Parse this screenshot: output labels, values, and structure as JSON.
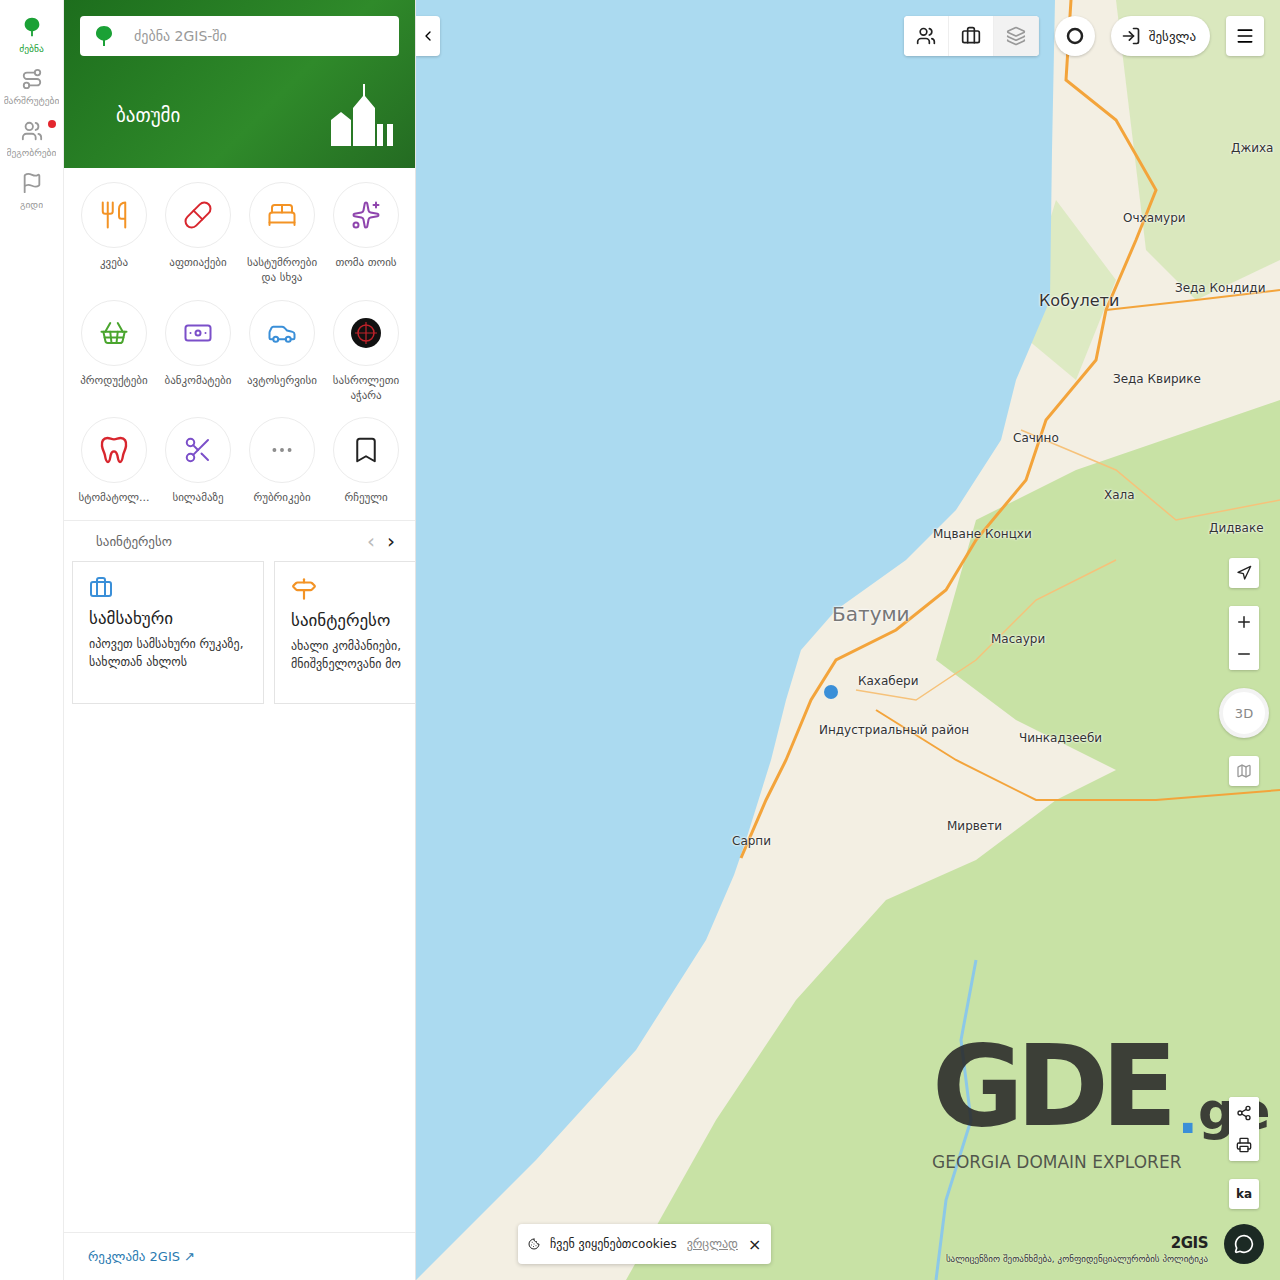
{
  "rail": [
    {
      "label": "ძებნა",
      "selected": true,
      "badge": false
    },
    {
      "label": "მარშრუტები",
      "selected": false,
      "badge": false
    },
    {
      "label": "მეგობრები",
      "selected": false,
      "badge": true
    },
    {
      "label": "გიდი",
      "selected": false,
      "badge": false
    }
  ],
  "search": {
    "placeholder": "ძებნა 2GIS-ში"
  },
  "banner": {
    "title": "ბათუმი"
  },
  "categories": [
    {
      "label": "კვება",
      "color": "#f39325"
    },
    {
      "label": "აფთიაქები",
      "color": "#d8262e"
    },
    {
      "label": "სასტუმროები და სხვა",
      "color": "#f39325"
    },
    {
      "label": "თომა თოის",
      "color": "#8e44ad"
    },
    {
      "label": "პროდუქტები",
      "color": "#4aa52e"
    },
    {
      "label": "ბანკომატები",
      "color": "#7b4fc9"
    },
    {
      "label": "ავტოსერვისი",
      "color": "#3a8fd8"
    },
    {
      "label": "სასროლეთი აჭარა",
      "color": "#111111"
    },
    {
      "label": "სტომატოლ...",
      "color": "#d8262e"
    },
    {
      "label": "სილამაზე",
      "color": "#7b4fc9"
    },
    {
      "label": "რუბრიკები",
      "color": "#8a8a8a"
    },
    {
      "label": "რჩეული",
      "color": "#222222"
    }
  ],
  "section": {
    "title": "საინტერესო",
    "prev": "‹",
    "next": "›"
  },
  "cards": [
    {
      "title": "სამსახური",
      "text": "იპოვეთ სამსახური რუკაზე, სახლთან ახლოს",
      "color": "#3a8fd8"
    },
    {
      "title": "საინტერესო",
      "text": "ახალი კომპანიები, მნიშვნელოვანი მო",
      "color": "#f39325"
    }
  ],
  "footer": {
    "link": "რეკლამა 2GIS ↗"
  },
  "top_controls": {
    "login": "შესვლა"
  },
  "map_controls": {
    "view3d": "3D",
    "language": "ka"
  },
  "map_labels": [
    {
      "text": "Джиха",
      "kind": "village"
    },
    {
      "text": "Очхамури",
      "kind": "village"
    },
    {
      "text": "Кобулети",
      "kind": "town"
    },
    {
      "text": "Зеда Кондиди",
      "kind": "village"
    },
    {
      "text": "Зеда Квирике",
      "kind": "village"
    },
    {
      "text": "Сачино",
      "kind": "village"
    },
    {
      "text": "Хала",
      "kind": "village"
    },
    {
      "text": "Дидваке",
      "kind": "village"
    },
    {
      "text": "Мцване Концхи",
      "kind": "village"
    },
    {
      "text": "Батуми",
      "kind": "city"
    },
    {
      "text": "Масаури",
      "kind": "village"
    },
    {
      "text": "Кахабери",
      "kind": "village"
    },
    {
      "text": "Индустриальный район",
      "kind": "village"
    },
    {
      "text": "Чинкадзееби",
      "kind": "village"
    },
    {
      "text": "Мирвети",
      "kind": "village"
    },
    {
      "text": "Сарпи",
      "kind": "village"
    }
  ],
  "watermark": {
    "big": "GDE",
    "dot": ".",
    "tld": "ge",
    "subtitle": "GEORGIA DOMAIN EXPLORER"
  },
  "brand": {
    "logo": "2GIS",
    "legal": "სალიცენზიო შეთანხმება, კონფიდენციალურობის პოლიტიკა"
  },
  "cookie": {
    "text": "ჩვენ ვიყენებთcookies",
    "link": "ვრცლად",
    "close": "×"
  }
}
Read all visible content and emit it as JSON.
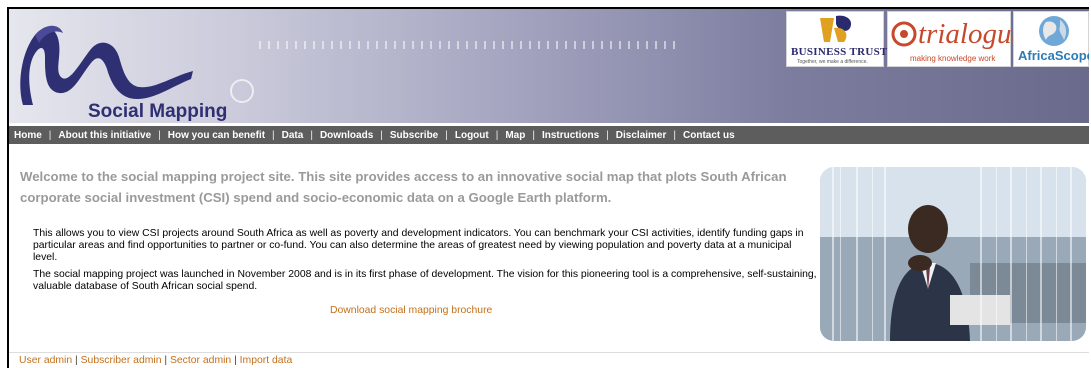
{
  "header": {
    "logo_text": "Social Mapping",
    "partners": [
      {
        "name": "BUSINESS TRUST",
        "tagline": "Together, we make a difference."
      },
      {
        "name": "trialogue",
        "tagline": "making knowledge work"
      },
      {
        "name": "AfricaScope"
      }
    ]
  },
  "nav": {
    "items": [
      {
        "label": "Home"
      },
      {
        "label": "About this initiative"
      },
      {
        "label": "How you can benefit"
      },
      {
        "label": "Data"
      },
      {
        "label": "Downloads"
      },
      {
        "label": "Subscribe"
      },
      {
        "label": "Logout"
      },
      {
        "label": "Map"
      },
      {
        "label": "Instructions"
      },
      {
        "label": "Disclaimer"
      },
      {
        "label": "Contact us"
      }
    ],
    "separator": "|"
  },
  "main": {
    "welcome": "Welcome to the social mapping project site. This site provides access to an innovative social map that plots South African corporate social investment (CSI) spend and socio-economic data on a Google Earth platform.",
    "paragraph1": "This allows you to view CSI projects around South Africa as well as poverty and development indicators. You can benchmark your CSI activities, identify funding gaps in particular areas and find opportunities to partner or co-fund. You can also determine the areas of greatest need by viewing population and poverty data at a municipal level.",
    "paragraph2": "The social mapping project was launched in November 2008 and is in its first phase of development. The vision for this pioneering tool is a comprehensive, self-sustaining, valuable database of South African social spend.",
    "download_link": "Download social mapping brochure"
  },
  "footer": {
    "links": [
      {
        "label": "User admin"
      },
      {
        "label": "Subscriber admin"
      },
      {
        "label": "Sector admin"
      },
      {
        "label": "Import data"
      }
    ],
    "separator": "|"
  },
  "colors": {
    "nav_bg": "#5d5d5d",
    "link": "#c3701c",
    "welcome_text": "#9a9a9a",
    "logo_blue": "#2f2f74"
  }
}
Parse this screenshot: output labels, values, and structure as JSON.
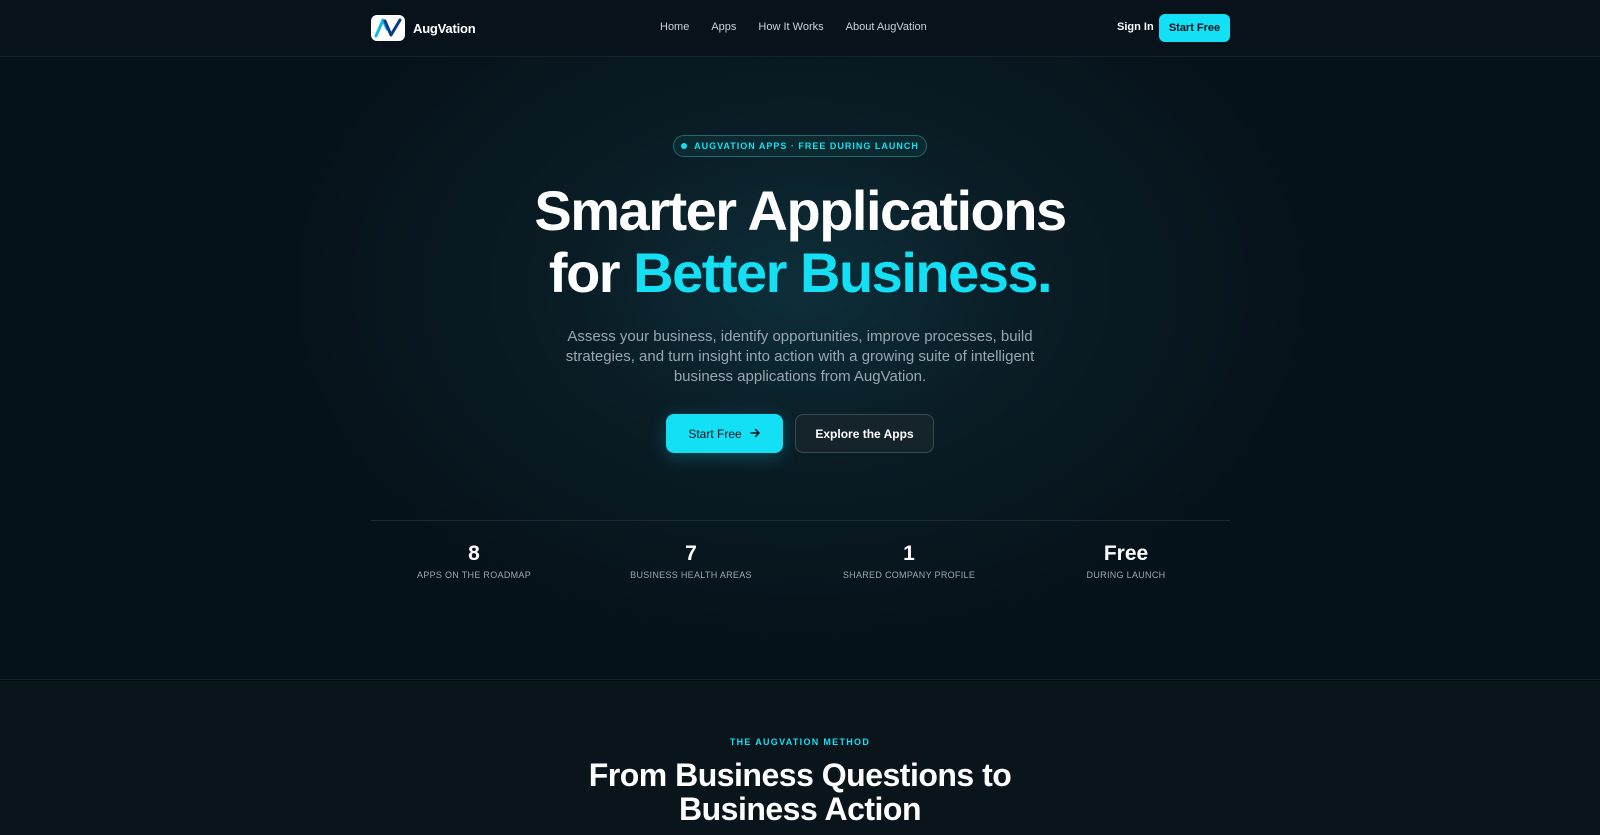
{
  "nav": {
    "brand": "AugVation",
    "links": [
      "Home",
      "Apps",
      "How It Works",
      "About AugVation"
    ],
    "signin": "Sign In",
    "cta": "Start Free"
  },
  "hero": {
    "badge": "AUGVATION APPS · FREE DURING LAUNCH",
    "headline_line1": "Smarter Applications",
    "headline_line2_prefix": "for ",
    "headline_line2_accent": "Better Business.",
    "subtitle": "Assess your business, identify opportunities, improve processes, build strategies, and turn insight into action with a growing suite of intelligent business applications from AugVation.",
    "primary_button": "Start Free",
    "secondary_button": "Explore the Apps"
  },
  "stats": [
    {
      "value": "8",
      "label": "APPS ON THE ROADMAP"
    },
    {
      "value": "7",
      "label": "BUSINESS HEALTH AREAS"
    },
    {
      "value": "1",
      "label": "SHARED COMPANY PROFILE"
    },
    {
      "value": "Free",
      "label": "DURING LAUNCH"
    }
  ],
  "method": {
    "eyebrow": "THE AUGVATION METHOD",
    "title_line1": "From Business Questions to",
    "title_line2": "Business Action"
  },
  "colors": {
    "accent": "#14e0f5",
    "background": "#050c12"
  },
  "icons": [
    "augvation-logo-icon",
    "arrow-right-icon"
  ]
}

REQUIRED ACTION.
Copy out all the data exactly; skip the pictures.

EXPECTED ANSWER.
Parse this screenshot: output labels, values, and structure as JSON.
{
  "rail": [
    {
      "label": "ძებნა",
      "selected": true,
      "badge": false
    },
    {
      "label": "მარშრუტები",
      "selected": false,
      "badge": false
    },
    {
      "label": "მეგობრები",
      "selected": false,
      "badge": true
    },
    {
      "label": "გიდი",
      "selected": false,
      "badge": false
    }
  ],
  "search": {
    "placeholder": "ძებნა 2GIS-ში"
  },
  "banner": {
    "title": "ბათუმი"
  },
  "categories": [
    {
      "label": "კვება",
      "color": "#f39325"
    },
    {
      "label": "აფთიაქები",
      "color": "#d8262e"
    },
    {
      "label": "სასტუმროები და სხვა",
      "color": "#f39325"
    },
    {
      "label": "თომა თოის",
      "color": "#8e44ad"
    },
    {
      "label": "პროდუქტები",
      "color": "#4aa52e"
    },
    {
      "label": "ბანკომატები",
      "color": "#7b4fc9"
    },
    {
      "label": "ავტოსერვისი",
      "color": "#3a8fd8"
    },
    {
      "label": "სასროლეთი აჭარა",
      "color": "#111111"
    },
    {
      "label": "სტომატოლ...",
      "color": "#d8262e"
    },
    {
      "label": "სილამაზე",
      "color": "#7b4fc9"
    },
    {
      "label": "რუბრიკები",
      "color": "#8a8a8a"
    },
    {
      "label": "რჩეული",
      "color": "#222222"
    }
  ],
  "section": {
    "title": "საინტერესო",
    "prev": "‹",
    "next": "›"
  },
  "cards": [
    {
      "title": "სამსახური",
      "text": "იპოვეთ სამსახური რუკაზე, სახლთან ახლოს",
      "color": "#3a8fd8"
    },
    {
      "title": "საინტერესო",
      "text": "ახალი კომპანიები, მნიშვნელოვანი მო",
      "color": "#f39325"
    }
  ],
  "footer": {
    "link": "რეკლამა 2GIS ↗"
  },
  "top_controls": {
    "login": "შესვლა"
  },
  "map_controls": {
    "view3d": "3D",
    "language": "ka"
  },
  "map_labels": [
    {
      "text": "Джиха",
      "kind": "village"
    },
    {
      "text": "Очхамури",
      "kind": "village"
    },
    {
      "text": "Кобулети",
      "kind": "town"
    },
    {
      "text": "Зеда Кондиди",
      "kind": "village"
    },
    {
      "text": "Зеда Квирике",
      "kind": "village"
    },
    {
      "text": "Сачино",
      "kind": "village"
    },
    {
      "text": "Хала",
      "kind": "village"
    },
    {
      "text": "Дидваке",
      "kind": "village"
    },
    {
      "text": "Мцване Концхи",
      "kind": "village"
    },
    {
      "text": "Батуми",
      "kind": "city"
    },
    {
      "text": "Масаури",
      "kind": "village"
    },
    {
      "text": "Кахабери",
      "kind": "village"
    },
    {
      "text": "Индустриальный район",
      "kind": "village"
    },
    {
      "text": "Чинкадзееби",
      "kind": "village"
    },
    {
      "text": "Мирвети",
      "kind": "village"
    },
    {
      "text": "Сарпи",
      "kind": "village"
    }
  ],
  "watermark": {
    "big": "GDE",
    "dot": ".",
    "tld": "ge",
    "subtitle": "GEORGIA DOMAIN EXPLORER"
  },
  "brand": {
    "logo": "2GIS",
    "legal": "სალიცენზიო შეთანხმება, კონფიდენციალურობის პოლიტიკა"
  },
  "cookie": {
    "text": "ჩვენ ვიყენებთcookies",
    "link": "ვრცლად",
    "close": "×"
  }
}
Read all visible content and emit it as JSON.
{
  "header": {
    "logo_text": "Social Mapping",
    "partners": [
      {
        "name": "BUSINESS TRUST",
        "tagline": "Together, we make a difference."
      },
      {
        "name": "trialogue",
        "tagline": "making knowledge work"
      },
      {
        "name": "AfricaScope"
      }
    ]
  },
  "nav": {
    "items": [
      {
        "label": "Home"
      },
      {
        "label": "About this initiative"
      },
      {
        "label": "How you can benefit"
      },
      {
        "label": "Data"
      },
      {
        "label": "Downloads"
      },
      {
        "label": "Subscribe"
      },
      {
        "label": "Logout"
      },
      {
        "label": "Map"
      },
      {
        "label": "Instructions"
      },
      {
        "label": "Disclaimer"
      },
      {
        "label": "Contact us"
      }
    ],
    "separator": "|"
  },
  "main": {
    "welcome": "Welcome to the social mapping project site. This site provides access to an innovative social map that plots South African corporate social investment (CSI) spend and socio-economic data on a Google Earth platform.",
    "paragraph1": "This allows you to view CSI projects around South Africa as well as poverty and development indicators. You can benchmark your CSI activities, identify funding gaps in particular areas and find opportunities to partner or co-fund. You can also determine the areas of greatest need by viewing population and poverty data at a municipal level.",
    "paragraph2": "The social mapping project was launched in November 2008 and is in its first phase of development. The vision for this pioneering tool is a comprehensive, self-sustaining, valuable database of South African social spend.",
    "download_link": "Download social mapping brochure"
  },
  "footer": {
    "links": [
      {
        "label": "User admin"
      },
      {
        "label": "Subscriber admin"
      },
      {
        "label": "Sector admin"
      },
      {
        "label": "Import data"
      }
    ],
    "separator": "|"
  },
  "colors": {
    "nav_bg": "#5d5d5d",
    "link": "#c3701c",
    "welcome_text": "#9a9a9a",
    "logo_blue": "#2f2f74"
  }
}
Parse this screenshot: output labels, values, and structure as JSON.
{
  "nav": {
    "brand": "AugVation",
    "links": [
      "Home",
      "Apps",
      "How It Works",
      "About AugVation"
    ],
    "signin": "Sign In",
    "cta": "Start Free"
  },
  "hero": {
    "badge": "AUGVATION APPS · FREE DURING LAUNCH",
    "headline_line1": "Smarter Applications",
    "headline_line2_prefix": "for ",
    "headline_line2_accent": "Better Business.",
    "subtitle": "Assess your business, identify opportunities, improve processes, build strategies, and turn insight into action with a growing suite of intelligent business applications from AugVation.",
    "primary_button": "Start Free",
    "secondary_button": "Explore the Apps"
  },
  "stats": [
    {
      "value": "8",
      "label": "APPS ON THE ROADMAP"
    },
    {
      "value": "7",
      "label": "BUSINESS HEALTH AREAS"
    },
    {
      "value": "1",
      "label": "SHARED COMPANY PROFILE"
    },
    {
      "value": "Free",
      "label": "DURING LAUNCH"
    }
  ],
  "method": {
    "eyebrow": "THE AUGVATION METHOD",
    "title_line1": "From Business Questions to",
    "title_line2": "Business Action"
  },
  "colors": {
    "accent": "#14e0f5",
    "background": "#050c12"
  },
  "icons": [
    "augvation-logo-icon",
    "arrow-right-icon"
  ]
}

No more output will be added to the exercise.